A: There are no specific state statutes regulating phone calls. Good business public relations would recommend that phone calls be returned within 24 to 48 hours, depending upon the nature of the phone call. In emergencies, you would expect someone from the management company to respond in a timely manner.
Whatever was the nature of your call, it appears from your email that a third person had to become involved in order to respond to your call.
Even if the issue needed to be brought forward to the board or to the board’s attorney, you should have received a follow-up call indicating the status of your request or issue.
At this point, I would recommend the following: one more phone call or one more letter certified return request and or attend the next board of directors’ meeting and directly address the issue to the board during the second homeowner forum.
Q: I have a question and just don’t know how to proceed. A few months ago we had a high-ranking local politician purchase the home next door to us. Two structures were constructed on the property, in the backyard and side of the home. They are in obvious violation of our HOA rules. I contacted the board and asked whether approval was given on these structures. One is directly in my line of sight from my living room window. There is unfinished plywood on the side that faces my window and pink on the sides that is visible from my backyard. The other structure is in the middle of the backyard and is poorly constructed. The pink structure is bolted to the concrete wall separating our properties and appears to be a potting shed. Since I am not given information on the HOA’s conversation with this homeowner and the homeowner does not speak to us I am wondering what recourse I have in pushing to have this structure removed. It has been there several weeks now and I am expecting to put my home on the market this summer. I am afraid it will affect the pricing of my home. It seems as though this political figure is expecting preferential treatment. We are a bit concerned about repercussions aimed at us if we engage this person in a conflict.
A: A number of years ago, Nevada Revised Statures 116.31175 (4b) was revised. The association cannot release any information pertaining to the architectural plan or specification submitted by a homeowner. It is considered “confidential.” Because of the confidentiality, the association cannot inform you as to what steps they have taken or not taken in order to obtain compliance.

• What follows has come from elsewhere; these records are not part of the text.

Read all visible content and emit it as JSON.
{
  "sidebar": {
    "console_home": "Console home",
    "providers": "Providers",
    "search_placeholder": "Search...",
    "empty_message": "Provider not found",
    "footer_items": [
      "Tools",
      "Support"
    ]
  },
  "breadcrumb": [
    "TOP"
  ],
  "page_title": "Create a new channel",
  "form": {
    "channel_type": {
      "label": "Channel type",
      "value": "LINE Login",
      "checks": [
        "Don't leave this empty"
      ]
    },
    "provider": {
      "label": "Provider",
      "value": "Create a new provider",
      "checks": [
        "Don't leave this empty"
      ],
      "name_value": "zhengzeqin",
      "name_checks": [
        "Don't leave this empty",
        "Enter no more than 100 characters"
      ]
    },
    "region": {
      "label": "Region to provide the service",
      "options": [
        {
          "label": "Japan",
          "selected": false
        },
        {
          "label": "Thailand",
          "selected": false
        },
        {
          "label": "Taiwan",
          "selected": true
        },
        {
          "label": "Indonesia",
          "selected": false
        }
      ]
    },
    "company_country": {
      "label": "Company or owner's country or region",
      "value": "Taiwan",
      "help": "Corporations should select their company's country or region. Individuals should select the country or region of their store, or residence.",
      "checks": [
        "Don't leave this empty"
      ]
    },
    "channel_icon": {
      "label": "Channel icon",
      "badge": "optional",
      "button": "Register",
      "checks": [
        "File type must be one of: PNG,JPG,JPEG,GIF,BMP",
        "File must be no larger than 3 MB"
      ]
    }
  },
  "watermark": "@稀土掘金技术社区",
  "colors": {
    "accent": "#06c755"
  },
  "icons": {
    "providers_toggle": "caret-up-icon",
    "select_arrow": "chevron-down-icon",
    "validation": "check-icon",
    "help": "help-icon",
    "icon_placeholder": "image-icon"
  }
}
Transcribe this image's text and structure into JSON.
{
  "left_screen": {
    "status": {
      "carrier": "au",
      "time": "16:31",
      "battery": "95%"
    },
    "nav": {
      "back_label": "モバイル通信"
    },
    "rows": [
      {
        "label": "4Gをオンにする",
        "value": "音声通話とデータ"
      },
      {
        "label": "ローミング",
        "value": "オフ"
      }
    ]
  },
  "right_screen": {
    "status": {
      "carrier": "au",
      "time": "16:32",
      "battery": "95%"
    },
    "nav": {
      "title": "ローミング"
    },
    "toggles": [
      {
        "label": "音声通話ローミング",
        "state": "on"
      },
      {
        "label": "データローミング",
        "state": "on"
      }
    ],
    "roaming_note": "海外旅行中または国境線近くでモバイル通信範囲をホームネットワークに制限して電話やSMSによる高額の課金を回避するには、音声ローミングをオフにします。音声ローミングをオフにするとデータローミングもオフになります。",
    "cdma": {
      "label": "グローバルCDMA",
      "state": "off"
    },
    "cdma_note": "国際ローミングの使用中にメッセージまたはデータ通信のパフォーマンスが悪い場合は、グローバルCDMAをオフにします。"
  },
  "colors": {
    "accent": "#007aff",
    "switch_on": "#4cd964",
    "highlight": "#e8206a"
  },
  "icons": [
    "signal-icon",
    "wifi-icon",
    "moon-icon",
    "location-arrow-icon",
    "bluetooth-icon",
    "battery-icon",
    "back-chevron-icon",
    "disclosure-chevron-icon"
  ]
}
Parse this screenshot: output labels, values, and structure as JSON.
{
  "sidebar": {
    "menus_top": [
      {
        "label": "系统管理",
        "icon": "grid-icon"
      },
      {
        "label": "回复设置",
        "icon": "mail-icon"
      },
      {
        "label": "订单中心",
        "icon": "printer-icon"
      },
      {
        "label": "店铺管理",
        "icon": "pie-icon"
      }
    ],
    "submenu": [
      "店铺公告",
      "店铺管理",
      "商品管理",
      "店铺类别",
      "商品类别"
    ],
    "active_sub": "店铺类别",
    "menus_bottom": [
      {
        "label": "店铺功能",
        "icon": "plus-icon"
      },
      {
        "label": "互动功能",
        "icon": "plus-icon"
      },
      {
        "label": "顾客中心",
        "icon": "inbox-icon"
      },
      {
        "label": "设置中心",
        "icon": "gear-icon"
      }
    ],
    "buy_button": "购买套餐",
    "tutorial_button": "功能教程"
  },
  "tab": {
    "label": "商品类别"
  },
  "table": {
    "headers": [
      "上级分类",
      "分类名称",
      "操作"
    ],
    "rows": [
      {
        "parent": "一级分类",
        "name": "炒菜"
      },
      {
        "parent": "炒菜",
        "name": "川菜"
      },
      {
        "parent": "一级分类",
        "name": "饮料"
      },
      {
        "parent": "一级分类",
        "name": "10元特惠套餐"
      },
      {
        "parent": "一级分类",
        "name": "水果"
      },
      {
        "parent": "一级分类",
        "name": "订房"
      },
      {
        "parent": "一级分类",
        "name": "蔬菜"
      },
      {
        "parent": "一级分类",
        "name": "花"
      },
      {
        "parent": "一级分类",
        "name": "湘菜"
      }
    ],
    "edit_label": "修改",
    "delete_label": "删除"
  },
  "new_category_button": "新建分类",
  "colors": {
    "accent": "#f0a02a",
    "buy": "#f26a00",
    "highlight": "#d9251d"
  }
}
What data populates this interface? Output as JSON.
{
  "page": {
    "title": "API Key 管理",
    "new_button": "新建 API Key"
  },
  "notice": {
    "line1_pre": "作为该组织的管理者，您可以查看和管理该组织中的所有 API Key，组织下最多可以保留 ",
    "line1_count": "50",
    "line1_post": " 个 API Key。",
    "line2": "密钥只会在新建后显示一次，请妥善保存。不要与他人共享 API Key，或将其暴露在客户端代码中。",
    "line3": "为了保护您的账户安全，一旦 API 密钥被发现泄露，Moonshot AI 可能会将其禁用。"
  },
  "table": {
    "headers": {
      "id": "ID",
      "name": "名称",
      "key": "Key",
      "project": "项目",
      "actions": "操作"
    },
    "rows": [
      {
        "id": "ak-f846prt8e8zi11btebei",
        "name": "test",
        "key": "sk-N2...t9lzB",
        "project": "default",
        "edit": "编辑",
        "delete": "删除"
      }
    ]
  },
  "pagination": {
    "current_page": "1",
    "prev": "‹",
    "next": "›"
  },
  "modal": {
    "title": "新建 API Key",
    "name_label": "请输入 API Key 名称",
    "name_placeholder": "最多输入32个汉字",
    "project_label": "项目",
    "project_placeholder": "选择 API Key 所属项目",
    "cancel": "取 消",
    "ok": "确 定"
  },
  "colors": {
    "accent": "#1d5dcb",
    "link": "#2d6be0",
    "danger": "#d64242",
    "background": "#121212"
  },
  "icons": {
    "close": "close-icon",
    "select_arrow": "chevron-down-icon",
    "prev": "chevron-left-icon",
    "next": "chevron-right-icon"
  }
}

Unfortunately, when a homeowner builds structures that do not meet the architectural standards of the association, it is not a quick-and-easy process to have that homeowner either make the physical adjustments to meet the architectural standards or to remove the structures. In fact, it could take months if the homeowner is not willing to comply with the association’s decision. The association would first have to file for mediation with the Nevada Real Estate Division which is not necessarily the fastest resolution but is the required first step the association must initiate against the offending homeowner.
You could file a complaint with the ombudsman and ask them to investigate. At least, they should be able to tell you that the association is taking the appropriate steps.
Sorry, you may be looking at the structures for some time.
Barbara Holland is a certified property manager, broker and supervisory certified association manager. Questions may be sent to firstname.lastname@example.org.